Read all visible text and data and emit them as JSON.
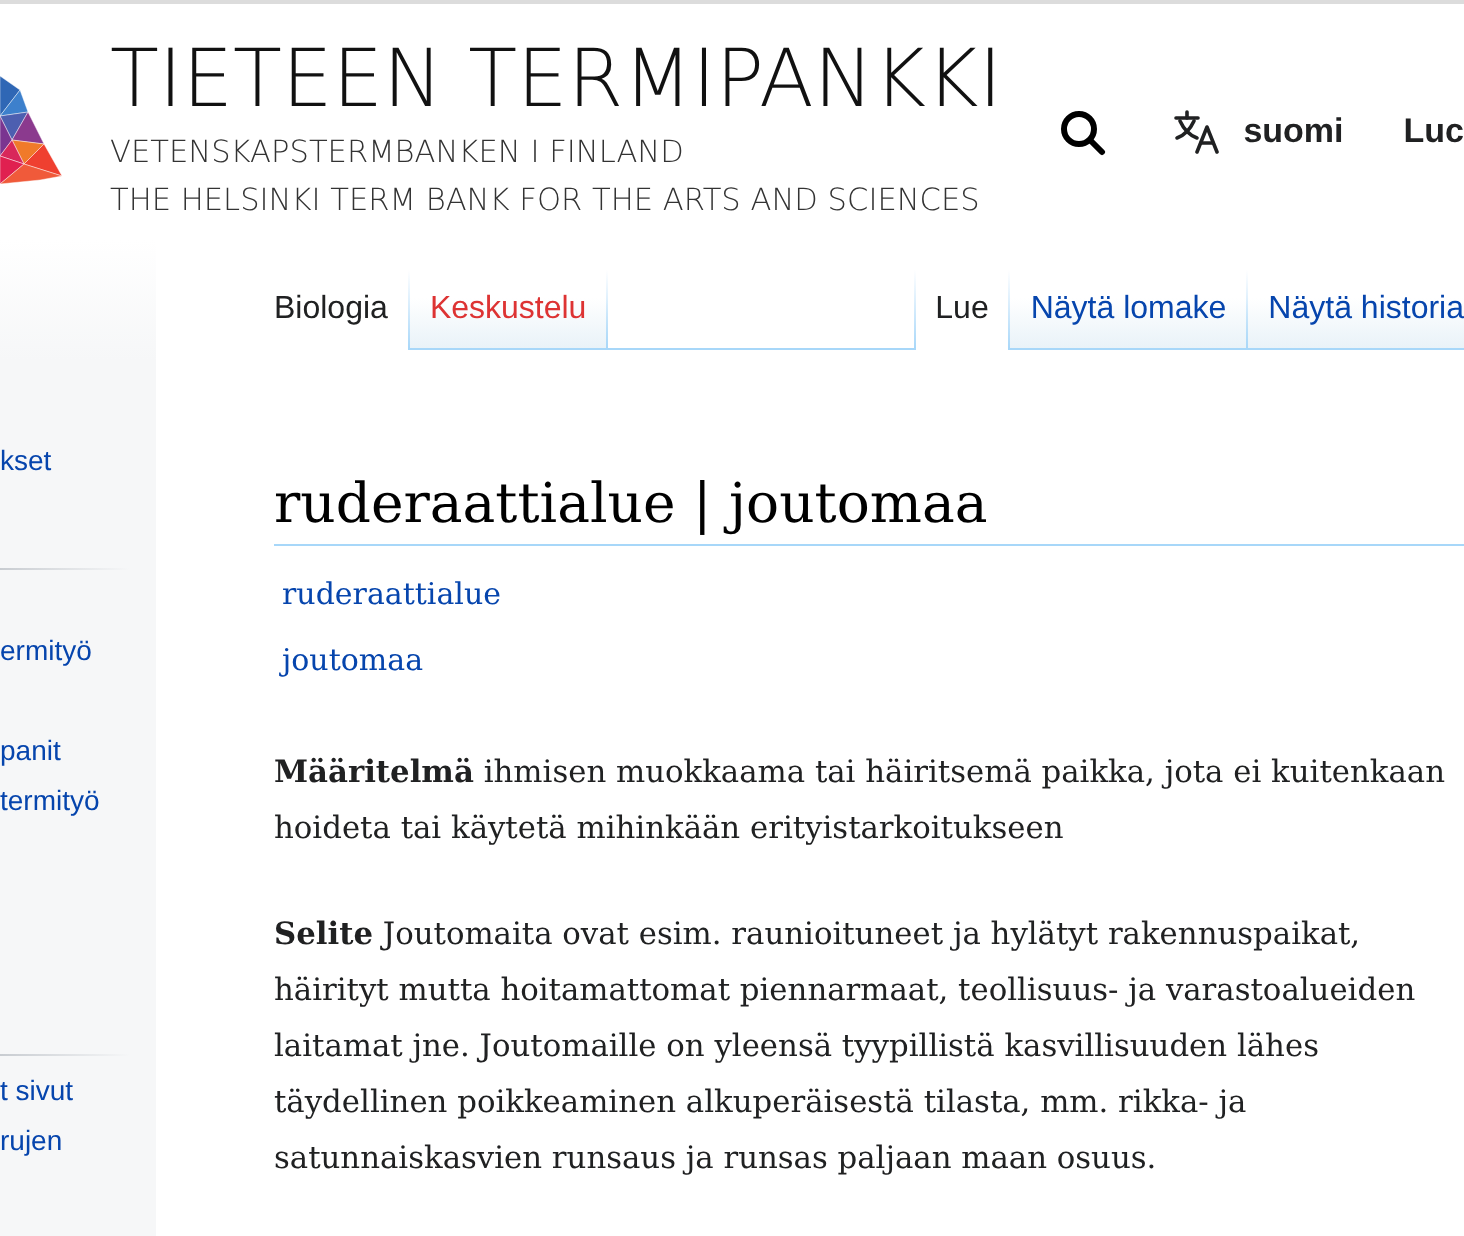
{
  "header": {
    "title": "TIETEEN TERMIPANKKI",
    "subtitles": [
      "VETENSKAPSTERMBANKEN I FINLAND",
      "THE HELSINKI TERM BANK FOR THE ARTS AND SCIENCES"
    ]
  },
  "user_nav": {
    "language": "suomi",
    "links": [
      "Luc"
    ]
  },
  "sidebar": {
    "sections": [
      {
        "items": [
          "kset"
        ]
      },
      {
        "items": [
          "ermityö",
          "panit",
          "termityö"
        ]
      },
      {
        "items": [
          "t sivut",
          "rujen"
        ]
      }
    ]
  },
  "namespace_tabs": [
    {
      "label": "Biologia",
      "selected": true,
      "missing": false
    },
    {
      "label": "Keskustelu",
      "selected": false,
      "missing": true
    }
  ],
  "view_tabs": [
    {
      "label": "Lue",
      "selected": true
    },
    {
      "label": "Näytä lomake",
      "selected": false
    },
    {
      "label": "Näytä historia",
      "selected": false
    }
  ],
  "article": {
    "heading": "ruderaattialue | joutomaa",
    "terms": [
      "ruderaattialue",
      "joutomaa"
    ],
    "paragraphs": [
      "**Määritelmä** ihmisen muokkaama tai häiritsemä paikka, jota ei kuitenkaan hoideta tai käytetä mihinkään erityistarkoitukseen",
      "**Selite** Joutomaita ovat esim. raunioituneet ja hylätyt rakennuspaikat, häirityt mutta hoitamattomat piennarmaat, teollisuus- ja varastoalueiden laitamat jne. Joutomaille on yleensä tyypillistä kasvillisuuden lähes täydellinen poikkeaminen alkuperäisestä tilasta, mm. rikka- ja satunnaiskasvien runsaus ja runsas paljaan maan osuus."
    ]
  }
}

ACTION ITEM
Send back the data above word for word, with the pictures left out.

ANSWER SPACE
Read all visible text and data and emit them as JSON.
{
  "header": {
    "title": "TIETEEN TERMIPANKKI",
    "subtitles": [
      "VETENSKAPSTERMBANKEN I FINLAND",
      "THE HELSINKI TERM BANK FOR THE ARTS AND SCIENCES"
    ]
  },
  "user_nav": {
    "language": "suomi",
    "links": [
      "Luc"
    ]
  },
  "sidebar": {
    "sections": [
      {
        "items": [
          "kset"
        ]
      },
      {
        "items": [
          "ermityö",
          "panit",
          "termityö"
        ]
      },
      {
        "items": [
          "t sivut",
          "rujen"
        ]
      }
    ]
  },
  "namespace_tabs": [
    {
      "label": "Biologia",
      "selected": true,
      "missing": false
    },
    {
      "label": "Keskustelu",
      "selected": false,
      "missing": true
    }
  ],
  "view_tabs": [
    {
      "label": "Lue",
      "selected": true
    },
    {
      "label": "Näytä lomake",
      "selected": false
    },
    {
      "label": "Näytä historia",
      "selected": false
    }
  ],
  "article": {
    "heading": "ruderaattialue | joutomaa",
    "terms": [
      "ruderaattialue",
      "joutomaa"
    ],
    "paragraphs": [
      "**Määritelmä** ihmisen muokkaama tai häiritsemä paikka, jota ei kuitenkaan hoideta tai käytetä mihinkään erityistarkoitukseen",
      "**Selite** Joutomaita ovat esim. raunioituneet ja hylätyt rakennuspaikat, häirityt mutta hoitamattomat piennarmaat, teollisuus- ja varastoalueiden laitamat jne. Joutomaille on yleensä tyypillistä kasvillisuuden lähes täydellinen poikkeaminen alkuperäisestä tilasta, mm. rikka- ja satunnaiskasvien runsaus ja runsas paljaan maan osuus."
    ]
  }
}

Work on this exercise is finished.